Sermon for Year B, The First Sunday in Lent
By The Rev. Torey Lightcap
February 22, 2015
St. Thomas Episcopal Church
Jesus is driven out into the wilderness -- that is, the desert.
He has “the wild beasts” on one side of him and angels on the other. Bad news and good news.
He is animated by “The Advocate” (the Spirit) but is tried by “The Accuser” (Satan).
He is tempted -- Mark doesn’t say by what -- but he prevails.
And then John is arrested, and Jesus suddenly finds himself
With his heels gunning out of the starting blocks.
What’s the very first thing he says or does?
He shows up back at home, proclaiming the good news, and saying,
“The time is fulfilled, and the kingdom of God has come near;
Repent, and believe in the good news.”
Jesus always seems to be on point;
He always seems to know precisely who and what he is to one degree or another;
But here we see someone who is fresh from the benefit of his own experience,
And who clearly has something important to say.
I grew up on the plains, in a small town, nowhere near any desert.
I have never lived in any desert for forty days, much less a week.
In fact, I’ve always tried to get out of whatever desert I was in by sundown.
I have just had to rely on what others have written.
(If you have had an interesting desert experience,
You should tell someone about it at coffee hour.)
But what I do know is that the desert makes you focus down
On only those things that matter the very most;
It sweeps away anything trivial.
The desert is a fine place for one to be at war with oneself.
“Tempted,” to me, means to be confronted by one’s own worst impulses.
So we’re given this assurance this First Sunday of Lent:
That as we move through this season, and are tested beyond what we think is possible,
So too has Christ been besought by similar trials: deprivation, hunger, thirst, and pain.
And all our various addictions coming up, and us not just thoughtlessly feeding them --
Or instead, giving in to them and feeling bad about it --
Life becomes quite basic when we strip away some of what we think we need.
In Jesus, God becomes solidarity with the human condition and all things created.
Where we struggle, we can take comfort that God has been there, too.
It would be tempting to say,
“If Jesus was tempted in every way but didn’t give in, then what’s wrong with me?
Why can’t I get my act together? Ah, but he was without sin, so why should I even try?”
Actually, life is “try.”
We live in a Western culture and we have a Western mindset.
We tend to think in discrete, binary categories of good and bad, black and white.
We like to put things in silos and piles -- “this is this,” “that is that.”
We’re either behaving or not behaving, performing or not performing.
And we assign moral character to this or that,
So that if we happen to not be performing, we think we’re bad people overall.
It’s hard to move past this kind of dualistic thinking.
What can I tell you? We don’t have to be slaves to it, and that is very good news indeed.

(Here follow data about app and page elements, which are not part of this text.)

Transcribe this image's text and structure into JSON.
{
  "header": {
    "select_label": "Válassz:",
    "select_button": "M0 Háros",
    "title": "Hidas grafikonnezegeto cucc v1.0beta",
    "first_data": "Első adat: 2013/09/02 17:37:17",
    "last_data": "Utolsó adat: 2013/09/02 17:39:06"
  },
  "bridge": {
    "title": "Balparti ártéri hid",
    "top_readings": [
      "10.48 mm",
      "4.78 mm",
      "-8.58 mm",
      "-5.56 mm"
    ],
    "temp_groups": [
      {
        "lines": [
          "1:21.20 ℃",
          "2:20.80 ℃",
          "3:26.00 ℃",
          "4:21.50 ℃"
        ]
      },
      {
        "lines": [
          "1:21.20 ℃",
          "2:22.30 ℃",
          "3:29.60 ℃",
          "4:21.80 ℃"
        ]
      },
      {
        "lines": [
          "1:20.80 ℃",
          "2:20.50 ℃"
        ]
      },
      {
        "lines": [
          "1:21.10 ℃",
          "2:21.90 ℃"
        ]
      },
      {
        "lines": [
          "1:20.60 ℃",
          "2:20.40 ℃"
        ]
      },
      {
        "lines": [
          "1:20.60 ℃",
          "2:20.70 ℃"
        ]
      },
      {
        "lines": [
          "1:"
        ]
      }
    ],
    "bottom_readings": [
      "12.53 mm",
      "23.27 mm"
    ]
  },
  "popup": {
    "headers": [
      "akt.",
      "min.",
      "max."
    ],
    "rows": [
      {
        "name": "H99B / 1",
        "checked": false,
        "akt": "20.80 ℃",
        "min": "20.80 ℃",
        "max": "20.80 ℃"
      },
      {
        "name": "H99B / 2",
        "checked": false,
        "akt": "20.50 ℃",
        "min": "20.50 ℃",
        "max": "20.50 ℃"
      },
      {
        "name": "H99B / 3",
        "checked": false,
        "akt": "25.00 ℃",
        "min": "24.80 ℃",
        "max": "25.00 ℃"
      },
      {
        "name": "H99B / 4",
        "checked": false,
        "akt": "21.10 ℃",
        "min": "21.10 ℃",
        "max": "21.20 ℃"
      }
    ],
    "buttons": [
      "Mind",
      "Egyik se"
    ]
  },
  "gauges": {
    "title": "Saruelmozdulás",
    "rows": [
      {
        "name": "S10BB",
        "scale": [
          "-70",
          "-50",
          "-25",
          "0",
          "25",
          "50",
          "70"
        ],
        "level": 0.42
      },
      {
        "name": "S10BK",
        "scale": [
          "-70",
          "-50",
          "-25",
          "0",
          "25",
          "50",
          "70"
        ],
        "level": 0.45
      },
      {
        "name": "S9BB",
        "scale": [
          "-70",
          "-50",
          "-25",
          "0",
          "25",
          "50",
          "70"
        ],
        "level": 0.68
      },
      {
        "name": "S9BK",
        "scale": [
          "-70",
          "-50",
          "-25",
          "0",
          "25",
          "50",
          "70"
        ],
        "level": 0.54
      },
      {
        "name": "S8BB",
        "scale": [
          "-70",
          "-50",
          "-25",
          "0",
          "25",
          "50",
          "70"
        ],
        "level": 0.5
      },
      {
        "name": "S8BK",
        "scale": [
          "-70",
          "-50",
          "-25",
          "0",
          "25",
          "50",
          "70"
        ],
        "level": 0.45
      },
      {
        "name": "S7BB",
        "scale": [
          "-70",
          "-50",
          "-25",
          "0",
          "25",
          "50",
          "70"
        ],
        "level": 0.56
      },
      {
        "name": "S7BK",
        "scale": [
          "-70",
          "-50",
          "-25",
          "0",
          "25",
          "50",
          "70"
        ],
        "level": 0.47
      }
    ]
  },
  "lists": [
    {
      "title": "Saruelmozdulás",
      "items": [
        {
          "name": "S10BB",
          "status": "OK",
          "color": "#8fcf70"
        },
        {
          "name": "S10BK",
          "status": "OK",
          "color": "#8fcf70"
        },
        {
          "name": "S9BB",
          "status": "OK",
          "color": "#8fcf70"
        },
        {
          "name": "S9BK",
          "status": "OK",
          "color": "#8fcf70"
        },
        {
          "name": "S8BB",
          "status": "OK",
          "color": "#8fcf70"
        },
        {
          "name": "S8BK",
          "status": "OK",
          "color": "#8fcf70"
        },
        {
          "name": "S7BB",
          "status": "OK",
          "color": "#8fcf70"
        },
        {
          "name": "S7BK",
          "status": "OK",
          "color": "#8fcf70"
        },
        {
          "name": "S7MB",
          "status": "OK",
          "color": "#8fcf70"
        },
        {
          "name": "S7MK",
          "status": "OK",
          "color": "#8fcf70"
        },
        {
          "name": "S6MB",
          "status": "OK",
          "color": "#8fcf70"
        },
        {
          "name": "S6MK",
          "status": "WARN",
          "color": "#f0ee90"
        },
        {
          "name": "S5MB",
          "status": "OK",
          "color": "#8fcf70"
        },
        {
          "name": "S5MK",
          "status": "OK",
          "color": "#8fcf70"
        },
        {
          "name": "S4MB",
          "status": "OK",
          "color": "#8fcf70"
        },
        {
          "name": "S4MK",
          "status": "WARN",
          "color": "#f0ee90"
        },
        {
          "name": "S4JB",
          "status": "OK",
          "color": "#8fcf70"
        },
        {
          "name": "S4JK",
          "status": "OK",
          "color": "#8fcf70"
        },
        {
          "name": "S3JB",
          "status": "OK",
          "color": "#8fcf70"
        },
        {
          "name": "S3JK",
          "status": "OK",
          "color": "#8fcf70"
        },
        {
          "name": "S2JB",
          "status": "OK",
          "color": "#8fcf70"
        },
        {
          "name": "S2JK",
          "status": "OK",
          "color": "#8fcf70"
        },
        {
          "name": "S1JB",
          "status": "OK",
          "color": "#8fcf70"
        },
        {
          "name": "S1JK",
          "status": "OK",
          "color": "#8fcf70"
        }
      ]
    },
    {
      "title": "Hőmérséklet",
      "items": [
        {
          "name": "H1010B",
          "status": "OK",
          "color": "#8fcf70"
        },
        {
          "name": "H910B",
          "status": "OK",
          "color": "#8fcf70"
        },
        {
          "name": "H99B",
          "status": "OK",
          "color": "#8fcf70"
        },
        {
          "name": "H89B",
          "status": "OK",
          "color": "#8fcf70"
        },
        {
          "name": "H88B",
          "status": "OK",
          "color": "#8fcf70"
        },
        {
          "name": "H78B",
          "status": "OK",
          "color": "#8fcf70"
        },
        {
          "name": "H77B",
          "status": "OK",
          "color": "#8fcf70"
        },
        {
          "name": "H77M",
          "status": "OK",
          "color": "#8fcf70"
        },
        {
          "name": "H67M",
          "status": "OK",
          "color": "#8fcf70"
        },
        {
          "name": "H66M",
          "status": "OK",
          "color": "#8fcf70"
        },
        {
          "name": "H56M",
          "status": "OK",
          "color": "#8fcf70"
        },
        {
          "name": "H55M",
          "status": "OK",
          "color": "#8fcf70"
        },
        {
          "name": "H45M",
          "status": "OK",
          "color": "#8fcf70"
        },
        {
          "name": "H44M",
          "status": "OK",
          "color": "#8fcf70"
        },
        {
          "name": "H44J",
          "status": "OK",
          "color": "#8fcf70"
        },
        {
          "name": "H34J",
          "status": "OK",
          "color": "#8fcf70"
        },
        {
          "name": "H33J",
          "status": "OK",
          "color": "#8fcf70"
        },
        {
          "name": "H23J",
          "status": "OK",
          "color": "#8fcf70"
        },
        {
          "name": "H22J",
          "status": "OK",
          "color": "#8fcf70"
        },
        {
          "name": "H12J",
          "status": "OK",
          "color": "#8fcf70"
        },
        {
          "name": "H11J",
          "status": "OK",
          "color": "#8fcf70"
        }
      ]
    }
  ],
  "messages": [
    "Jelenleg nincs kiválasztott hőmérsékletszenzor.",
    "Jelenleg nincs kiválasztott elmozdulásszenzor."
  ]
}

We can just follow God by chasing after the path that Jesus has established.
We can stay at it, and when we stray off of it, get back on it.
Life is really about trying.

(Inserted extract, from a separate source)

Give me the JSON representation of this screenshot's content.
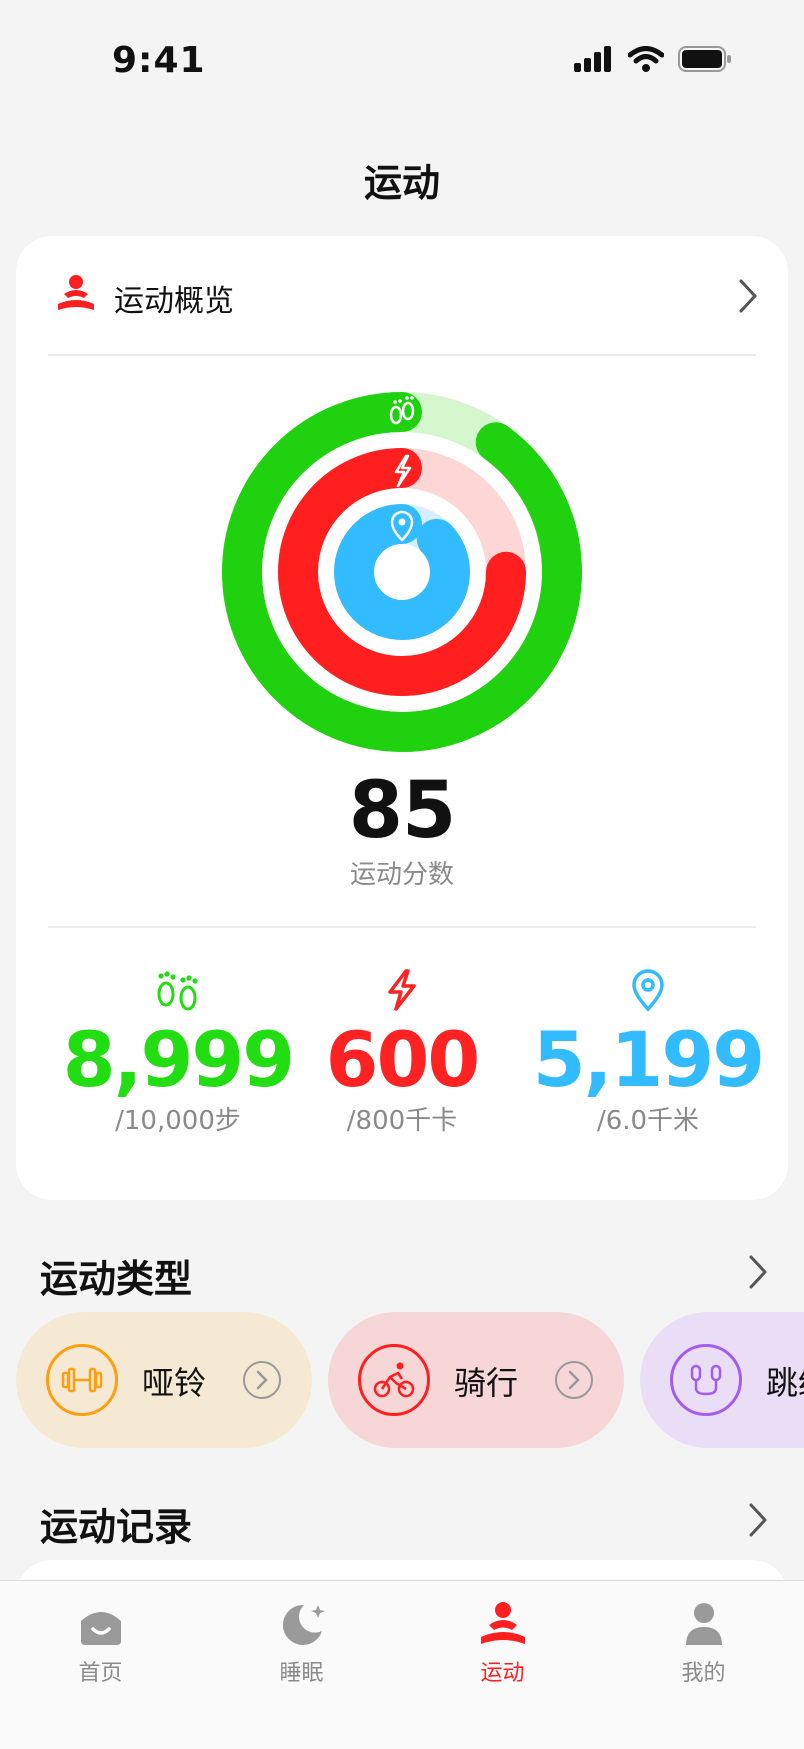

Not about always being good, or never being good enough.
Or other people never measuring up, and can’t you see, that’s what’s wrong wih the world.
A lot of religion will take you down that road before you discover it leads nowhere.

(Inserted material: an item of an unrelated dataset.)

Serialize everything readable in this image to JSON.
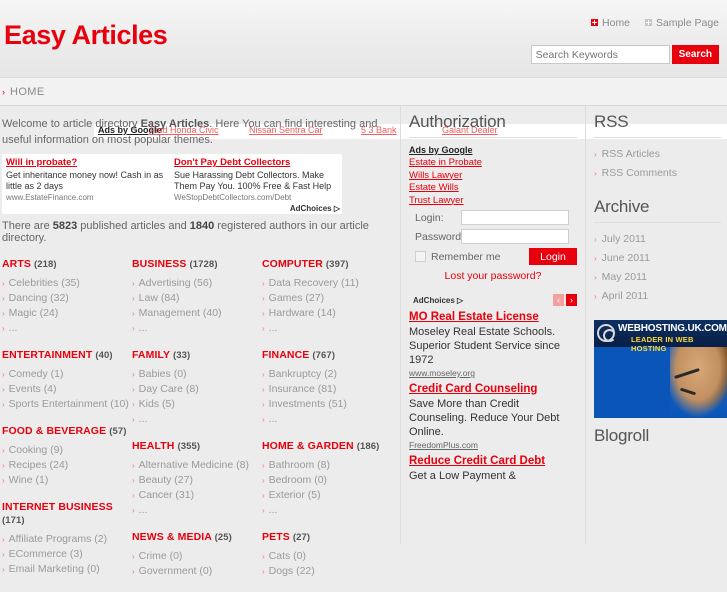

In fact, it’s about trying.
If we stay stuck in these other simplistic categories, then we miss the whole journey.
So, too, the journey to God is about trying,
And that’s what moves us out of our stuckness.
Not, “Oh, well, I tried once today when I got up and it didn’t work so I give up,”
But just constantly resetting ourselves and throwing out expectations
About perfection and performance,
And loving ourselves and the world and embracing God anyway.
Because there isn’t anything you can do in this old world to make God love you more.
God loves you totally; God already knows you aren’t perfect
And in Jesus has decided to bet the house on you anyway.
And that might seem foolish, right? -- why go all-in on a pair of twos? --
But then we realize and remember that God is God,
And if in God’s sovereignty, wisdom, and compassion God wants to bet on us,
Then that’s God’s business and God’s good news for us.
But it helps us to stay oriented, to remain focused and grounded in what we’re doing.
In other words, it helps us to keep trying. To maintain energy and effort.
And to want to be in loving and eternal relationship with God.
Much of conventional religion wants to make it harder than it is.
Wants for this to become some kind of contest.
Lent is not about how you measure up, or don’t.
It’s about naming and stepping past the obstacles that keep us from God.
And it’s about holding the whole thing lightly
When time after time, we keep getting in the way of ourselves.
For in a sense, failure is assured.
What can we do but ask for forgiveness, get up off our knees, and keep at it?
For who among us isn’t sitting in some kind of a desert of the soul this morning?
Who among us isn’t tested and tempted?
And who among us, when we stop and add it up,
Isn’t being ministered to by angels at this very moment?
That’s how much God loves us in spite of ourselves.
You are each and all God’s most deeply beloved and cherished.
And that’s good news for today,
For which I am so glad.
Take heart. Be of good cheer.